◆ **YOUR INSTRUCTIONS**: Please find all lines in the data that hold the string "price" and copy them.
******************************
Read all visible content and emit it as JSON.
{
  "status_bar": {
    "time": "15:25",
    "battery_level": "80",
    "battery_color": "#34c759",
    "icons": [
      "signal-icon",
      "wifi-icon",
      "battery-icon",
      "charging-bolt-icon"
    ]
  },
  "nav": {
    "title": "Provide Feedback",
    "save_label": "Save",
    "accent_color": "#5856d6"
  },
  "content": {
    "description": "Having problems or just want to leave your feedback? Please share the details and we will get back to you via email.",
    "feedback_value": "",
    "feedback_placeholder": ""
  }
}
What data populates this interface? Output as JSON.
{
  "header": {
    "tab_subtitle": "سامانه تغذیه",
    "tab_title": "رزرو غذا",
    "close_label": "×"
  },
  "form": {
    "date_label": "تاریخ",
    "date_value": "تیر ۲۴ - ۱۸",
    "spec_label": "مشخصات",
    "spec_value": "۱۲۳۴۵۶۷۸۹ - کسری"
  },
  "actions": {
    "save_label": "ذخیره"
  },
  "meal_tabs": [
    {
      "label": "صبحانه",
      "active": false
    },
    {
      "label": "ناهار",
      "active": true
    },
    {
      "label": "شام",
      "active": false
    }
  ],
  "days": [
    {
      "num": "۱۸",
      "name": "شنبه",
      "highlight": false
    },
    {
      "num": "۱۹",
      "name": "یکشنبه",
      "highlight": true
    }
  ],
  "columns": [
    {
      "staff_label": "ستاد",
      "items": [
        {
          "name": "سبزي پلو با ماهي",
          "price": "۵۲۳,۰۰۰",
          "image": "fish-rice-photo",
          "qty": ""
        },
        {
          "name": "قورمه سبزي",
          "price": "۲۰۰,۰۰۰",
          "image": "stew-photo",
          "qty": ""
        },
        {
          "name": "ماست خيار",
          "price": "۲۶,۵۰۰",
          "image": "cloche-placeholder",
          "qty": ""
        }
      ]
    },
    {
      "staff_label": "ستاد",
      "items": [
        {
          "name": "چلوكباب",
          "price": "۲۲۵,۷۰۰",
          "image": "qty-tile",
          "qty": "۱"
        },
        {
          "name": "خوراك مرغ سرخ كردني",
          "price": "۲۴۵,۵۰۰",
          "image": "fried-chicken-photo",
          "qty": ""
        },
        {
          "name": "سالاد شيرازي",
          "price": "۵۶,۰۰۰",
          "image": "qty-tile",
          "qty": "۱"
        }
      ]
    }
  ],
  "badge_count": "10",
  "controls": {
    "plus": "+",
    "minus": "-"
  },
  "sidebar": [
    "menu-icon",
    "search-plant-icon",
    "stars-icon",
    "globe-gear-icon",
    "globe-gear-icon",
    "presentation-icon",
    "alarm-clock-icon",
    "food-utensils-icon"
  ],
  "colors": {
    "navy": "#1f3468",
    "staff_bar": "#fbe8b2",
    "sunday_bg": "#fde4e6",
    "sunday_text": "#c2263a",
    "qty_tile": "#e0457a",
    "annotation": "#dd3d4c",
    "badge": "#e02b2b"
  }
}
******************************
◆ **WRITTEN RESPONSE**:
          "price": "۵۲۳,۰۰۰",
          "price": "۲۰۰,۰۰۰",
          "price": "۲۶,۵۰۰",
          "price": "۲۲۵,۷۰۰",
          "price": "۲۴۵,۵۰۰",
          "price": "۵۶,۰۰۰",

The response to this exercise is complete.